• _ASSIGNED TASK_
Return all the data verbatim but without images.
━━━━━ PROVIDED RECORDS ━━━━━
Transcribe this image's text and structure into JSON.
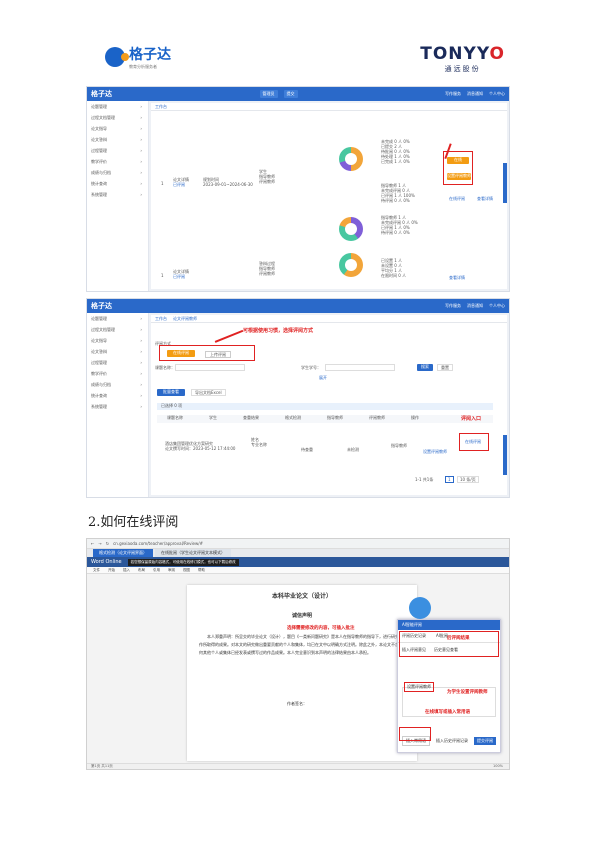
{
  "header": {
    "left_logo_text": "格子达",
    "left_logo_sub": "教育分析服务者",
    "right_logo_text": "TONYYO",
    "right_logo_sub": "通远股份"
  },
  "shot1": {
    "brand": "格子达",
    "topbar_items": [
      "管理员",
      "提交"
    ],
    "topbar_right": [
      "写作服务",
      "消息通知",
      "个人中心"
    ],
    "sidebar": [
      "论题管理",
      "过程文档管理",
      "论文指导",
      "论文答辩",
      "过程管理",
      "教学评价",
      "成绩与归档",
      "统计查询",
      "系统管理"
    ],
    "tab": "工作台",
    "row1": {
      "num": "1",
      "title": "论文详情",
      "status": "已评阅",
      "plan": "规划时间",
      "date": "2023-09-01~2024-06-30"
    },
    "row1_legend": [
      "学生",
      "指导教师",
      "评阅教师"
    ],
    "row1_stats": [
      "未完成 0 人  0%",
      "已提交 2 人",
      "待批阅 0 人  0%",
      "待处理 1 人  0%",
      "已完成 1 人  0%"
    ],
    "row1_stats2": [
      "指导教师 1 人",
      "未完成评阅 0 人",
      "已评阅 1 人  100%",
      "待评阅 0 人  0%"
    ],
    "btn_review": "在线",
    "btn_set_reviewer": "设置评阅教师",
    "link_review": "在线评阅",
    "link_detail": "查看详情",
    "row2": {
      "num": "1",
      "title": "论文详情",
      "status": "已评阅"
    },
    "row2_legend": [
      "答辩过程",
      "指导教师",
      "评阅教师"
    ],
    "row2_stats": [
      "指导教师 1 人",
      "未完成评阅 0 人  0%",
      "已评阅 1 人  0%",
      "待评阅 0 人  0%"
    ],
    "row2_stats2": [
      "已设置 1 人",
      "未设置 0 人",
      "平均分 1 人",
      "在限时间 0 人"
    ],
    "link_detail2": "查看详情"
  },
  "shot2": {
    "brand": "格子达",
    "topbar_right": [
      "写作服务",
      "消息通知",
      "个人中心"
    ],
    "sidebar": [
      "论题管理",
      "过程文档管理",
      "论文指导",
      "论文答辩",
      "过程管理",
      "教学评价",
      "成绩与归档",
      "统计查询",
      "系统管理"
    ],
    "tabs": [
      "工作台",
      "论文评阅教师"
    ],
    "annotation1": "可根据使用习惯，选择评阅方式",
    "mode_label": "评阅方式",
    "btn_online": "在线评阅",
    "btn_upload": "上传评阅",
    "filter_label1": "课题名称：",
    "filter_label2": "学生学号：",
    "btn_search": "搜索",
    "btn_reset": "重置",
    "expand": "展开",
    "btn_batch": "批量查看",
    "btn_export": "导出文档Excel",
    "count_text": "已选择 0 项",
    "table_headers": [
      "课题名称",
      "学生",
      "查重结果",
      "格式检测",
      "指导教师",
      "评阅教师",
      "操作"
    ],
    "annotation2": "评阅入口",
    "row": {
      "title": "酒店集团管理优化方案研究",
      "sub": "论文撰写时间：2023-05-12 17:44:00",
      "student": "姓名",
      "student2": "专业名称",
      "result": "待查重",
      "format": "未检测",
      "advisor": "指导教师",
      "reviewer": "设置评阅教师",
      "action": "在线评阅"
    },
    "pagination": "1-1 共1条",
    "page": "1",
    "page_size": "10 条/页"
  },
  "section_title": "2.如何在线评阅",
  "shot3": {
    "url": "cn.gexiaoda.com/teacher/approval/Review/#",
    "tabs": [
      "格式检测（论文评阅界面）",
      "在线批阅（学生论文评阅文本模式）"
    ],
    "word_label": "Word Online",
    "ribbon_items": [
      "文件",
      "开始",
      "插入",
      "布局",
      "引用",
      "审阅",
      "视图",
      "帮助"
    ],
    "notice": "若您想保留原始内容格式，可使用在线修订模式，也可以下载后修改",
    "doc_title": "本科毕业论文（设计）",
    "doc_heading": "诚信声明",
    "doc_body": "本人郑重声明：所呈交的毕业论文（设计），题目《一类新问题研究》是本人在指导教师的指导下，进行研究工作所取得的成果。对本文的研究做出重要贡献的个人和集体，均已在文中以明确方式注明。除此之外，本论文不含任何其他个人或集体已经发表或撰写过的作品成果。本人完全意识到本声明的法律结果由本人承担。",
    "doc_sign": "作者签名：",
    "ann_select": "选择需要修改的内容，可插入批注",
    "ann_score": "后评阅结果",
    "ann_set": "为学生设置评阅教师",
    "ann_common": "在线填写或插入常用语",
    "panel_title": "AI智能评阅",
    "panel_tab1": "评阅历史记录",
    "panel_tab2": "AI批阅",
    "panel_items": [
      "插入评阅意见",
      "历史意见查看"
    ],
    "panel_set": "设置评阅教师",
    "panel_insert": "插入常用语",
    "panel_insert2": "插入历史评阅记录",
    "panel_submit": "提交评阅",
    "status_left": "第1页 共11页",
    "status_right": "100%"
  }
}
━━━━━
• _REPLY_
Transcribe this image's text and structure into JSON.
{
  "header": {
    "left_logo_text": "格子达",
    "left_logo_sub": "教育分析服务者",
    "right_logo_text": "TONYYO",
    "right_logo_sub": "通远股份"
  },
  "shot1": {
    "brand": "格子达",
    "topbar_items": [
      "管理员",
      "提交"
    ],
    "topbar_right": [
      "写作服务",
      "消息通知",
      "个人中心"
    ],
    "sidebar": [
      "论题管理",
      "过程文档管理",
      "论文指导",
      "论文答辩",
      "过程管理",
      "教学评价",
      "成绩与归档",
      "统计查询",
      "系统管理"
    ],
    "tab": "工作台",
    "row1": {
      "num": "1",
      "title": "论文详情",
      "status": "已评阅",
      "plan": "规划时间",
      "date": "2023-09-01~2024-06-30"
    },
    "row1_legend": [
      "学生",
      "指导教师",
      "评阅教师"
    ],
    "row1_stats": [
      "未完成 0 人  0%",
      "已提交 2 人",
      "待批阅 0 人  0%",
      "待处理 1 人  0%",
      "已完成 1 人  0%"
    ],
    "row1_stats2": [
      "指导教师 1 人",
      "未完成评阅 0 人",
      "已评阅 1 人  100%",
      "待评阅 0 人  0%"
    ],
    "btn_review": "在线",
    "btn_set_reviewer": "设置评阅教师",
    "link_review": "在线评阅",
    "link_detail": "查看详情",
    "row2": {
      "num": "1",
      "title": "论文详情",
      "status": "已评阅"
    },
    "row2_legend": [
      "答辩过程",
      "指导教师",
      "评阅教师"
    ],
    "row2_stats": [
      "指导教师 1 人",
      "未完成评阅 0 人  0%",
      "已评阅 1 人  0%",
      "待评阅 0 人  0%"
    ],
    "row2_stats2": [
      "已设置 1 人",
      "未设置 0 人",
      "平均分 1 人",
      "在限时间 0 人"
    ],
    "link_detail2": "查看详情"
  },
  "shot2": {
    "brand": "格子达",
    "topbar_right": [
      "写作服务",
      "消息通知",
      "个人中心"
    ],
    "sidebar": [
      "论题管理",
      "过程文档管理",
      "论文指导",
      "论文答辩",
      "过程管理",
      "教学评价",
      "成绩与归档",
      "统计查询",
      "系统管理"
    ],
    "tabs": [
      "工作台",
      "论文评阅教师"
    ],
    "annotation1": "可根据使用习惯，选择评阅方式",
    "mode_label": "评阅方式",
    "btn_online": "在线评阅",
    "btn_upload": "上传评阅",
    "filter_label1": "课题名称：",
    "filter_label2": "学生学号：",
    "btn_search": "搜索",
    "btn_reset": "重置",
    "expand": "展开",
    "btn_batch": "批量查看",
    "btn_export": "导出文档Excel",
    "count_text": "已选择 0 项",
    "table_headers": [
      "课题名称",
      "学生",
      "查重结果",
      "格式检测",
      "指导教师",
      "评阅教师",
      "操作"
    ],
    "annotation2": "评阅入口",
    "row": {
      "title": "酒店集团管理优化方案研究",
      "sub": "论文撰写时间：2023-05-12 17:44:00",
      "student": "姓名",
      "student2": "专业名称",
      "result": "待查重",
      "format": "未检测",
      "advisor": "指导教师",
      "reviewer": "设置评阅教师",
      "action": "在线评阅"
    },
    "pagination": "1-1 共1条",
    "page": "1",
    "page_size": "10 条/页"
  },
  "section_title": "2.如何在线评阅",
  "shot3": {
    "url": "cn.gexiaoda.com/teacher/approval/Review/#",
    "tabs": [
      "格式检测（论文评阅界面）",
      "在线批阅（学生论文评阅文本模式）"
    ],
    "word_label": "Word Online",
    "ribbon_items": [
      "文件",
      "开始",
      "插入",
      "布局",
      "引用",
      "审阅",
      "视图",
      "帮助"
    ],
    "notice": "若您想保留原始内容格式，可使用在线修订模式，也可以下载后修改",
    "doc_title": "本科毕业论文（设计）",
    "doc_heading": "诚信声明",
    "doc_body": "本人郑重声明：所呈交的毕业论文（设计），题目《一类新问题研究》是本人在指导教师的指导下，进行研究工作所取得的成果。对本文的研究做出重要贡献的个人和集体，均已在文中以明确方式注明。除此之外，本论文不含任何其他个人或集体已经发表或撰写过的作品成果。本人完全意识到本声明的法律结果由本人承担。",
    "doc_sign": "作者签名：",
    "ann_select": "选择需要修改的内容，可插入批注",
    "ann_score": "后评阅结果",
    "ann_set": "为学生设置评阅教师",
    "ann_common": "在线填写或插入常用语",
    "panel_title": "AI智能评阅",
    "panel_tab1": "评阅历史记录",
    "panel_tab2": "AI批阅",
    "panel_items": [
      "插入评阅意见",
      "历史意见查看"
    ],
    "panel_set": "设置评阅教师",
    "panel_insert": "插入常用语",
    "panel_insert2": "插入历史评阅记录",
    "panel_submit": "提交评阅",
    "status_left": "第1页 共11页",
    "status_right": "100%"
  }
}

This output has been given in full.